Quo Vadis, Bush?

The day after the Republican triumph in the U.S. midterm elections, a jubilant Trent Lott held a celebratory press conference. "Let's roll!" he exulted. (Good taste is not one of Lott's strong points.)

Six weeks later, we have to ask: Roll where (aside from Baghdad)? The storm that has broken over Lott's head is justified. But it may also reflect buyers' remorse: Post-election polls suggest broad public unease about where Lott's party is taking the country.

It's not even clear what the Bush administration wants to accomplish now that it has full control. Until now the administration has been all politics and no policy; John DiIulio tells us that there is a "complete lack of a policy apparatus," that all decisions are made by the political arm. For the past two years domestic policy has consisted of little more than checking off the boxes on a wish list drawn up circa 1999.

Meanwhile, as problems that weren't anticipated in 1999 have arisen, the administration has done as little as possible, as late as possible.

This has been true even in the areas where George W. Bush gets highest marks from voters. Remember that the administration repeatedly rejected calls for a homeland security agency, changing its mind only when Coleen Rowley went public with tales of intelligence failures. And a growing chorus of critics say that hardly anything real has been done to make the country safer.

Similarly, the administration tried to prevent any independent inquiry into what went wrong on Sept. 11, 2001, and how to avoid future attacks. Then, when he could no longer avoid an inquiry, Bush did his best to undermine that inquiry's credibility by choosing Henry Kissinger, of all people, to head it.
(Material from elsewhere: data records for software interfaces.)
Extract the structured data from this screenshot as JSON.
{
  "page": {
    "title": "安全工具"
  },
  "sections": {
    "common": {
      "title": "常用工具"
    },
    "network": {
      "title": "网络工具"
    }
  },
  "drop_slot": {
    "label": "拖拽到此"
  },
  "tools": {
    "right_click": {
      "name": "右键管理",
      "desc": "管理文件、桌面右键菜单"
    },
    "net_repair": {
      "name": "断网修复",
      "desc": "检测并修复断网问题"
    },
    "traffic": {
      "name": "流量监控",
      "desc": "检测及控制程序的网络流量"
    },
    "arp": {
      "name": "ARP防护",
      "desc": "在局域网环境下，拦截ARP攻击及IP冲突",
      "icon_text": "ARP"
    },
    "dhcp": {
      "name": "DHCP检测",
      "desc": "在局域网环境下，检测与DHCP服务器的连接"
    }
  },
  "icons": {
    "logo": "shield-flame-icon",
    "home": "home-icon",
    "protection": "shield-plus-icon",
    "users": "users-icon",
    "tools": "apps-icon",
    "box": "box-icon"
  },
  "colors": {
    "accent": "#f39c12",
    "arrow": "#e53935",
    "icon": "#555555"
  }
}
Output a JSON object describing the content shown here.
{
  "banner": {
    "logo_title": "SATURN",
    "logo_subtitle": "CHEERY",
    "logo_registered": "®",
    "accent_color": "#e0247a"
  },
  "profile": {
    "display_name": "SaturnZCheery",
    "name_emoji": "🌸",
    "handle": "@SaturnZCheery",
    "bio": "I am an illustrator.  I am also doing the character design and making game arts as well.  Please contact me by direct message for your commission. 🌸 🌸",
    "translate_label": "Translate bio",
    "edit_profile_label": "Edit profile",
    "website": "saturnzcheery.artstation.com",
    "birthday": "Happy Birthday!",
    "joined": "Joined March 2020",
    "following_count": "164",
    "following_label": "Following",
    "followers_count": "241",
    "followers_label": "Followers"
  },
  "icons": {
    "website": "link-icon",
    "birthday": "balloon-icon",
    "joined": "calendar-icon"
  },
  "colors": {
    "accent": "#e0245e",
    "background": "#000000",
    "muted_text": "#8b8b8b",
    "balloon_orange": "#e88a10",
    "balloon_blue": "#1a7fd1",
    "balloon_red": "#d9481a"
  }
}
And then there's corporate reform. At first the administration opposed doing anything. Then, after WorldCom blew up, it agreed to a modest reform bill -- only to undermine the bill's credibility both by trying to renege on promises to provide the Securities and Exchange Commission with adequate funds, and by pressuring Harvey Pitt not to choose a real reformer to head a crucial new panel.

Finally, there's economic policy. Fears that the economy would suffer a "jobless recovery" similar to that of the administration of George Bush Sr. are no longer hypothetical: Over the past year GDP has grown, but employment has continued to shrink, and the risk that the United States will slide into a Japanese-style pattern of slow growth and deflation no longer seems remote.

Again, the response has been to do as little as possible. As Congress failed to agree on an extension of unemployment benefits -- which means that 800,000 families will be cut off on Dec. 28 -- the administration simply stood on the sidelines. Last weekend, too late to help those families, Bush finally spoke up in favor of an extension, but failed to say whether he favored the merely cosmetic House plan or the more serious Senate plan; those who follow the issue know that this makes all the difference.

Will things improve now that there's a new economic team? John Snow seems to be Paul O'Neill without the charm. Stephen Friedman will probably be more vigorous than his predecessor; The Washington Post reports that one of Bush's frequent complaints about Larry Lindsey was that he didn't get enough physical exercise. But Friedman will have plenty of time to work out; it has been made clear that his duties as economic adviser don't include actually giving any economic advice.

Meanwhile, if the trial balloons floated by the administration are any guide to the forthcoming "stimulus" package, it will consist of more items from the checklist: making the tax cut permanent, reducing taxes on dividends. Nice stuff if you make more than $300,000 a year and have a net worth in the millions, but pretty much irrelevant to the actual problems of the economy -- except the long-run deficit, which will get even worse. It seems that Karl Rove and his merry band of Mayberry Machiavellis are still calling the shots.

It may be that the bad few weeks the administration has just had were the result of random events. But I think the public is finally waking up to the fact that the people in the White House know a lot about gaining power, but not much about what to do with it.

Paul Krugman is a columnist for The New York Times, where this comment first appeared.